I wish to speak a word for Nature, for absolute freedom and wildness, as contrasted with a freedom and culture merely civil—to regard man as an inhabitant, or a part and parcel of Nature, rather than a member of society. I wish to make an extreme statement, if so I may make an emphatic one, for there are enough champions of civilization: the minister and the school committee and every one of you will take care of that. I have met with but... more...

MY DEAR SIR, BY inscribing this Volume to you I am merely discharging a debt of gratitude and justice. But for you I believe it would not have been printed; for you not only advocated its publication, but have generously contributed to diminish the cost of its production to the "WILTSHIRE TOPOGRAPHICAL SOCIETY", under whose auspices it is now submitted to the public. Though comparatively obsolete as regards its scientific, archaeological, and... more...

I. THE WOODLANDS IN JANUARY Humanity has always turned to nature for relief from toil and strife. This was true of the old world; it is much more true of the new, especially in recent years. There is a growing interest in wild things and wild places. The benedicite of the Druid woods, always appreciated by the few, like Lowell, is coming to be understood by the many. There is an increasing desire to get away from the roar and rattle of the... more...

IV. APRIL—BUDS AND BIRD SONGS “Has she not shown us all?From the clear space of ether, to the smallBreath of new buds unfolding? From the meaningOf Jove’s large eyebrow, to the tender greeningOf April meadows?” “And whiles Zeus gives the sunshine, whiles the rain.” A strong southeast wind is blowing straight up the broad river, driving big undulations up the stream, counter to the current which, in... more...


olitude! Where under trees and sky shall you find it? The more solitary the recluse and the more confirmed and grounded his seclusion, the wider and more familiar becomes the circle of his social environment, until at length, like a very dryad of old, the birds build and sing in his branches and the "wee wild beasties" nest in his pockets. If he fails to be aware of the fact, more's the pity. His desolation is within, not without, in spite of,... more...

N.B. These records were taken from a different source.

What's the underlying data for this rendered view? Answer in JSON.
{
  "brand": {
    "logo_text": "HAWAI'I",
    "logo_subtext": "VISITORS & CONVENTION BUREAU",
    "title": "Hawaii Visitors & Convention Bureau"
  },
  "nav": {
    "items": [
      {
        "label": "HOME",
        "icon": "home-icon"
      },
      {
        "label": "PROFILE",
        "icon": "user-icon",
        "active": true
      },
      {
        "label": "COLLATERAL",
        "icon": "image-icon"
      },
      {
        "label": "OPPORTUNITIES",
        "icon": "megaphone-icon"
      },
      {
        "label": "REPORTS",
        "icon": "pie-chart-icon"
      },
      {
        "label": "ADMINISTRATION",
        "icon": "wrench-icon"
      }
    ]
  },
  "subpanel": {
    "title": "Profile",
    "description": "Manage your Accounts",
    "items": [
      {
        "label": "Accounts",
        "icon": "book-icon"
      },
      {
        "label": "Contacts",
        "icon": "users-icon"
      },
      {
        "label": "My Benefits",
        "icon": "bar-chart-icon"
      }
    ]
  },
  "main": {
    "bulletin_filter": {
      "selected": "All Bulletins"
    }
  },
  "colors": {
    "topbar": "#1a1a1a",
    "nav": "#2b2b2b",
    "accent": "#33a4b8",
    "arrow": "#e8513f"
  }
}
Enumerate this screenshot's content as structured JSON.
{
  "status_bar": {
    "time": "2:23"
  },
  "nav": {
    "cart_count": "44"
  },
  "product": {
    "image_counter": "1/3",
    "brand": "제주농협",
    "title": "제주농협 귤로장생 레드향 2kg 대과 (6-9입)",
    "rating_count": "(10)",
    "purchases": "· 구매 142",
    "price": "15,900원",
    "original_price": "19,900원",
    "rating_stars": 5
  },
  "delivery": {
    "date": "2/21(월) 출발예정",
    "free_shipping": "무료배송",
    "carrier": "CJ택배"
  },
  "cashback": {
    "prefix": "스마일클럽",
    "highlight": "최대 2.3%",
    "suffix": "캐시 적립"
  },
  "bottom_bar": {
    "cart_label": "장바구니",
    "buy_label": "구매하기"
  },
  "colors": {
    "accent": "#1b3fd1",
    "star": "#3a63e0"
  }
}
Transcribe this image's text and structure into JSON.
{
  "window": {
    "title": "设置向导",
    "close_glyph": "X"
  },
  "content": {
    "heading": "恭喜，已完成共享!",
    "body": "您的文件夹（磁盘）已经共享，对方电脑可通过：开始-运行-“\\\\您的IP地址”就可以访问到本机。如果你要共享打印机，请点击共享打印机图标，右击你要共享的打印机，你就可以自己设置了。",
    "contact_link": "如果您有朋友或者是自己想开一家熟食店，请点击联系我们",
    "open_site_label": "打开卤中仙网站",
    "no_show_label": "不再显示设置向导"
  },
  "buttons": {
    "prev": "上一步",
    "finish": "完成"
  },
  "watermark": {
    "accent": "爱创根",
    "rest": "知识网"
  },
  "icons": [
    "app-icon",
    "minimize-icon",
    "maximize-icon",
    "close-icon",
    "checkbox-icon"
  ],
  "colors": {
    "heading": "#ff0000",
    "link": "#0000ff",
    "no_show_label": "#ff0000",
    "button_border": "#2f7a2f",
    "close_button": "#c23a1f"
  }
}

WAYS OF NATURE I was much amused lately by a half-dozen or more letters that came to me from some Californian schoolchildren, who wrote to ask if I would please tell them whether or not birds have sense. One little girl said: "I would be pleased if you would write and tell me if birds have sense. I wanted to see if I couldn't be the first one to know." I felt obliged to reply to the children that we ourselves do not have sense enough to know... more...

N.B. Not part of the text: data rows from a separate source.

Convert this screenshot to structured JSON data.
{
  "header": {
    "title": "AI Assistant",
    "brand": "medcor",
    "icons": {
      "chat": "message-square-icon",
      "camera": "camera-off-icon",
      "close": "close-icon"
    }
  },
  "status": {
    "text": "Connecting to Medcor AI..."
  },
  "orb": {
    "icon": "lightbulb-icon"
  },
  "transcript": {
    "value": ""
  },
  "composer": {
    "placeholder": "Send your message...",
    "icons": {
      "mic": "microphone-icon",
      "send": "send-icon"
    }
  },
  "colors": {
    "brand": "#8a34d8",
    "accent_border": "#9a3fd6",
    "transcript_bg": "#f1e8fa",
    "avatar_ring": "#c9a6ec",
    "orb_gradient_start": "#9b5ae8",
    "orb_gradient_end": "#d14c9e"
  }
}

UNDERTHE MAPLES I THE FALLING LEAVES The time of the falling of leaves has come again. Once more in our morning walk we tread upon carpets of gold and crimson, of brown and bronze, woven by the winds or the rains out of these delicate textures while we slept. How beautifully the leaves grow old! How full of light and color are their last days! There are exceptions, of course. The leaves of most of the fruit-trees fade and wither and fall... more...

The publishers take pleasure in offering to the public, in their Home-Reading Series, some books relating to the farm and other aspects of country life as the center of interest, written by Colonel Francis W. Parker, the President of the famous Cook County Normal School, in Chicago. For many years the teachers of the common schools of the country have been benefited by the inventions of Colonel Parker in the way of methods of teaching in the... more...

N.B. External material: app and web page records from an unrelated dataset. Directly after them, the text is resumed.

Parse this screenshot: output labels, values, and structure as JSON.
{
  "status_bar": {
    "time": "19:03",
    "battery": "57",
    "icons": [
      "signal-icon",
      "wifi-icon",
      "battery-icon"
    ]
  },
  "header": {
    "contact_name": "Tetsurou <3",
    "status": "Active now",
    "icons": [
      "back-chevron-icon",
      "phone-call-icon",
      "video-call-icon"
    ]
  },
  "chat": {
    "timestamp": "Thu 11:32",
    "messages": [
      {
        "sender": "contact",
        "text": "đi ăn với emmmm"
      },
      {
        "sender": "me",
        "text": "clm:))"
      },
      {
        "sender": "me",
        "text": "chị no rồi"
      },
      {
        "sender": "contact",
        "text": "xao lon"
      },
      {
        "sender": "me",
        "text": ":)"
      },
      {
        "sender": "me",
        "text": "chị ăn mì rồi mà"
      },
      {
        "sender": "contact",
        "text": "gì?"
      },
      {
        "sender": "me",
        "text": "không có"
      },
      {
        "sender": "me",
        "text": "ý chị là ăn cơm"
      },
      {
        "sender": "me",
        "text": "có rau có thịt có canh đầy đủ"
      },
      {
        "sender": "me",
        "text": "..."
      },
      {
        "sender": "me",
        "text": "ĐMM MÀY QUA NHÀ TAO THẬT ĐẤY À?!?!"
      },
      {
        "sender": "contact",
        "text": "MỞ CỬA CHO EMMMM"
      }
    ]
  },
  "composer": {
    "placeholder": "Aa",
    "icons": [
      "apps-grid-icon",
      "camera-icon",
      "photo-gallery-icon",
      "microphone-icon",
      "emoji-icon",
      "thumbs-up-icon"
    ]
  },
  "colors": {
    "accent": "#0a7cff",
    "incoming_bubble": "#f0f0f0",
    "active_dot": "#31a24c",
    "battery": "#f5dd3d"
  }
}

PREFACE Ever since my camping life with the aborigines of Queensland, many years ago, it has been my desire to explore New Guinea, the promised land of all who are fond of nature and ambitious to discover fresh secrets. In furtherance of this purpose their Majesties, the King and Queen of Norway, the Norwegian Geographical Society, the Royal Geographical Society of London, and Koninklijk Nederlandsch Aardrijkskundig Genootschap, generously... more...